But if the American colonies were founded by men with a sense of religious mission, there was always an opposite instinct for sheltering behind the oceans and letting the rest of the world go to hell. This tradition I call "nationalist," to distinguish it both from isolationism-which was a particular historical manifestation of it-and internationalism.

The right-nationalist view is held by many of the Republican freshmen brought to the House by Newt Gingrich in his 1994 landslide. They want the US to pursue its own interests, with military force if necessary, and with minimum co-operation with allies who are seen as trading rivals. The left-nationalist view, which was the core of Congressman Gephardt's campaign for the presidency and is the view of the labour unions, also calls for a tougher pursuit of American interests, but defines them in terms of defending American jobs; left nationalists also argue that the US cannot afford to spend as much as before on foreign aid and on its international role in general.

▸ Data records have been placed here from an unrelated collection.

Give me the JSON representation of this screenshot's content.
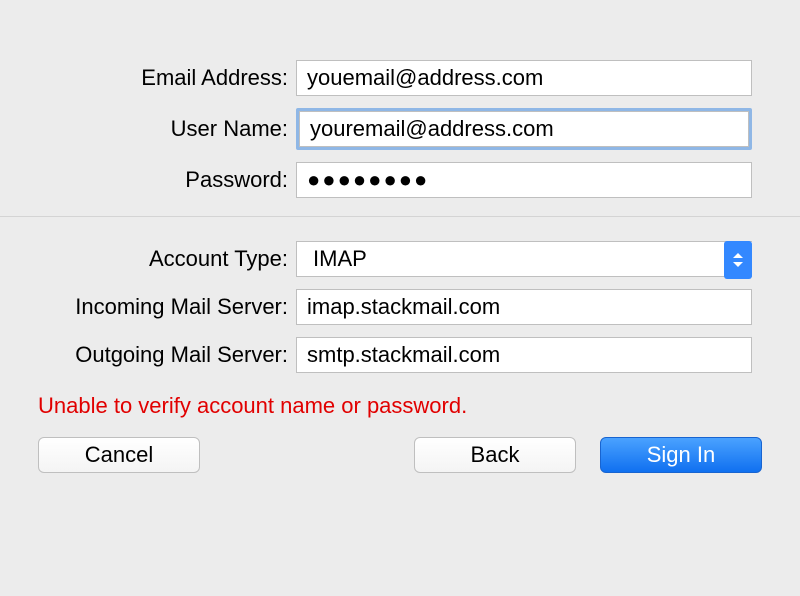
{
  "fields": {
    "email_label": "Email Address:",
    "email_value": "youemail@address.com",
    "username_label": "User Name:",
    "username_value": "youremail@address.com",
    "password_label": "Password:",
    "password_value": "●●●●●●●●",
    "account_type_label": "Account Type:",
    "account_type_value": "IMAP",
    "incoming_label": "Incoming Mail Server:",
    "incoming_value": "imap.stackmail.com",
    "outgoing_label": "Outgoing Mail Server:",
    "outgoing_value": "smtp.stackmail.com"
  },
  "error_message": "Unable to verify account name or password.",
  "buttons": {
    "cancel": "Cancel",
    "back": "Back",
    "signin": "Sign In"
  }
}
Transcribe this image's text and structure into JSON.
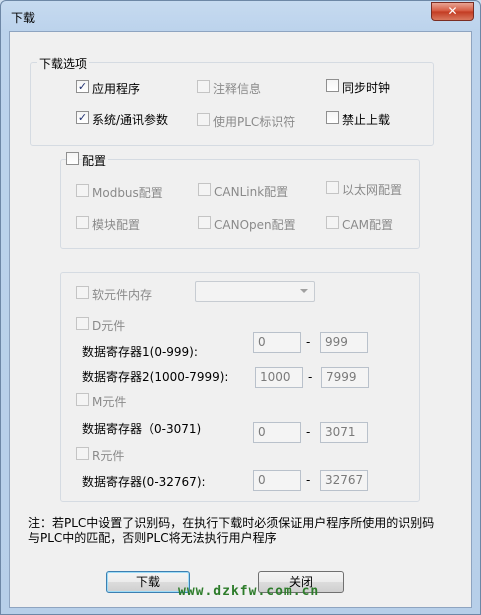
{
  "window": {
    "title": "下载",
    "close_glyph": "✕"
  },
  "download_options": {
    "title": "下载选项",
    "items": [
      {
        "label": "应用程序",
        "checked": true,
        "enabled": true
      },
      {
        "label": "注释信息",
        "checked": false,
        "enabled": false
      },
      {
        "label": "同步时钟",
        "checked": false,
        "enabled": true
      },
      {
        "label": "系统/通讯参数",
        "checked": true,
        "enabled": true
      },
      {
        "label": "使用PLC标识符",
        "checked": false,
        "enabled": false
      },
      {
        "label": "禁止上载",
        "checked": false,
        "enabled": true
      }
    ]
  },
  "config": {
    "label": "配置",
    "checked": false,
    "items": [
      {
        "label": "Modbus配置"
      },
      {
        "label": "CANLink配置"
      },
      {
        "label": "以太网配置"
      },
      {
        "label": "模块配置"
      },
      {
        "label": "CANOpen配置"
      },
      {
        "label": "CAM配置"
      }
    ]
  },
  "soft_memory": {
    "label": "软元件内存",
    "combo_value": "",
    "d_label": "D元件",
    "d_reg1": {
      "label": "数据寄存器1(0-999):",
      "from": "0",
      "to": "999"
    },
    "d_reg2": {
      "label": "数据寄存器2(1000-7999):",
      "from": "1000",
      "to": "7999"
    },
    "m_label": "M元件",
    "m_reg": {
      "label": "数据寄存器（0-3071)",
      "from": "0",
      "to": "3071"
    },
    "r_label": "R元件",
    "r_reg": {
      "label": "数据寄存器(0-32767):",
      "from": "0",
      "to": "32767"
    },
    "dash": "-"
  },
  "note": "注：若PLC中设置了识别码，在执行下载时必须保证用户程序所使用的识别码与PLC中的匹配，否则PLC将无法执行用户程序",
  "buttons": {
    "download": "下载",
    "close": "关闭"
  },
  "watermark": "www.dzkfw.com.cn"
}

But the groups calling for a reduction in US engagement are still outstripped by those calling for its continuation-at least on US terms. This was the thrust of the "right exceptionalist" policy of Reagan and, to a lesser extent, Bush. If there are bad men in the world-a Manuel Noriega or a Saddam Hussein-then, says this gunslinger tradition, it is the destiny of the lone superpower to bring them to book.

The version of the exceptionalist, universalist policy which Clinton prefers is the other, the Wilsonian one. As he explained recently, it argues that both American interests and "values" require the US to send troops to Bosnia. As two former members of his administration told me, it is the duty of the US to bring its ideals to the world: freedom and free markets, open societies and open trade.

For 75 years from 1914 to 1989, the US committed itself (after agonised debate but in the end decisively) to fight in defence of its values, which were also ours. It is just as well that it did. But the situation has changed. It is now a question of what kind of leadership the American public wants. Answer? The wrong kind: cheap, easy, nightly news leadership. As Michael Lind, author of The Next American Nation puts it: "public opinion, according to most of the polls, supports US leadership on two conditions: that it costs no money, and that no lives be lost."

If the world needs American leadership, as Michael Cox believes, it also needs something more than that. The US cannot use its nuclear arsenal to force the Japanese to buy American cars or the Chinese to embrace multi-party democracy. American leadership cannot only be the projection of a sense of mission which the rest of the world can never be expected to share. For even if the rest of the world did share American values, it cannot be expected to share American interests.

The problem is not that the US is "a superpower without a mission." It is that the US has all too strong a mission to spread its political and economic system wherever it can. American public opinion is happy to support missions which yield instant gratification; it is less keen to underwrite the arduous work of co-operating with allies to build a safer, more prosperous world for everyone.
Us Foreign policy after the cold war
Michael Cox